Texan works to impeach president

Man says reaction is generally positive, despite recent threat

Since he arrived in Lawrence a week ago to collect signatures from people who would like to see President Bush impeached, Jim Goodnow has received a mostly positive or at least tolerant response.

“There have been 15 peace signs for every one-fingered salute,” Goodnow, 67, said Thursday as he sat at tables filled with petition lists in South Park.

Goodnow has been with his bus, which he calls the Yellow Rose, during most of his stay in Lawrence. The old bus has anti-war slogans and other signs painted on it, and Goodnow has been driving for most of the past year across the country as part of a grass-roots effort to gauge support for a Bush impeachment. In July, Goodnow, and others like him calling themselves the Committee to Impeach President Bush, started collecting petitions.

Goodnow did the same thing 33 years ago in an effort to get Congress to impeach President Nixon because of the Watergate scandal. Nixon ended up resigning instead of facing impeachment.

“I never thought I’d be doing this again,” said Goodnow, of Terlingua, Texas. “Bush makes Nixon look like a Boy Scout.”

Jim Goodnow, of Terlingua, Texas, stands in front of his silverstreak bus Thursday in South Park. Goodnow is traveling the country collecting signatures to impeach President Bush.

Bush should be impeached because of “lies and deceptions” in taking the United States to war in Iraq, Goodnow said. He also says that the Bush administration is breaking the law with its domestic surveillance activities.

Goodnow said he’s collected several thousand signatures during his travels the past few months and others like him have collected thousands more. Those petitions will eventually be collected and turned over to Congress, he said. It’s a way to make sure Congress knows how upset the country is, Goodnow said.

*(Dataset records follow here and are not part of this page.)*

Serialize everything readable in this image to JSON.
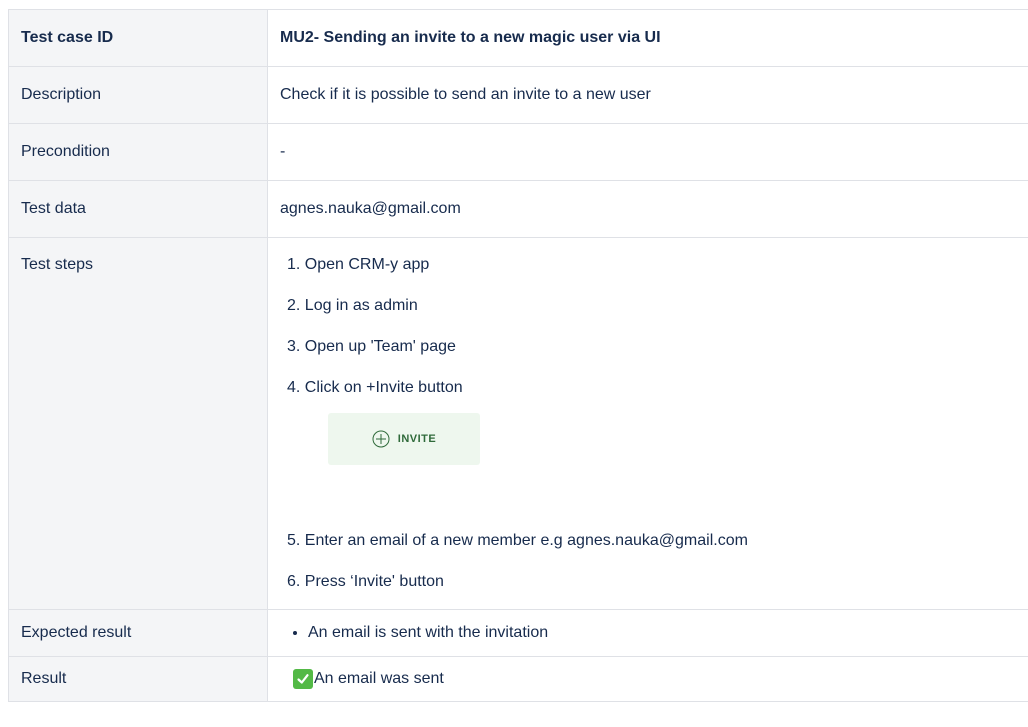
{
  "rows": {
    "header": {
      "key": "Test case ID",
      "value": "MU2- Sending an invite to a new magic user via UI"
    },
    "description": {
      "key": "Description",
      "value": "Check if it is possible to send an invite to a new user"
    },
    "precondition": {
      "key": "Precondition",
      "value": "-"
    },
    "test_data": {
      "key": "Test data",
      "value": "agnes.nauka@gmail.com"
    },
    "test_steps": {
      "key": "Test steps",
      "steps": [
        "1. Open CRM-y app",
        "2. Log in as admin",
        "3. Open up 'Team' page",
        "4. Click on +Invite button",
        "5. Enter an email of a new member e.g agnes.nauka@gmail.com",
        "6. Press ‘Invite' button"
      ],
      "invite_button_label": "INVITE"
    },
    "expected_result": {
      "key": "Expected result",
      "bullets": [
        "An email is sent with the invitation"
      ]
    },
    "result": {
      "key": "Result",
      "value": "An email was sent"
    }
  },
  "colors": {
    "text": "#172b4d",
    "key_cell_bg": "#f4f5f7",
    "border": "#dfe1e6",
    "invite_bg": "#eef7ee",
    "invite_fg": "#2f6a3a",
    "check_green": "#53b946"
  },
  "icons": {
    "invite": "plus-circle-icon",
    "result": "check-mark-icon"
  }
}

“The people are fed up,” he said.

But some don’t particularly care for Goodnow’s cause.

About 9:30 p.m. Wednesday near Ninth and Vermont streets, a man in a late model car stopped and issued a threat, Goodnow said. The man called him a derogatory name and directed him to get out of town in 30 minutes or face “serious consequences.” The man was possibly in his 50s, dressed in a sports shirt and wore glasses, Goodnow said.

Goodnow called Lawrence Police. Although no details about the incident were available Thursday afternoon, a police spokeswoman did confirm that officers responded to a threat call in that area.

The incident angered Deb Rowden, a Lawrence woman who talked to Goodnow Thursday morning at Wheatfield’s Bakery, 904 Vt.

“At first I was scared; then when I was driving home I got mad,” Rowden said. “I don’t appreciate that someone was threatened.”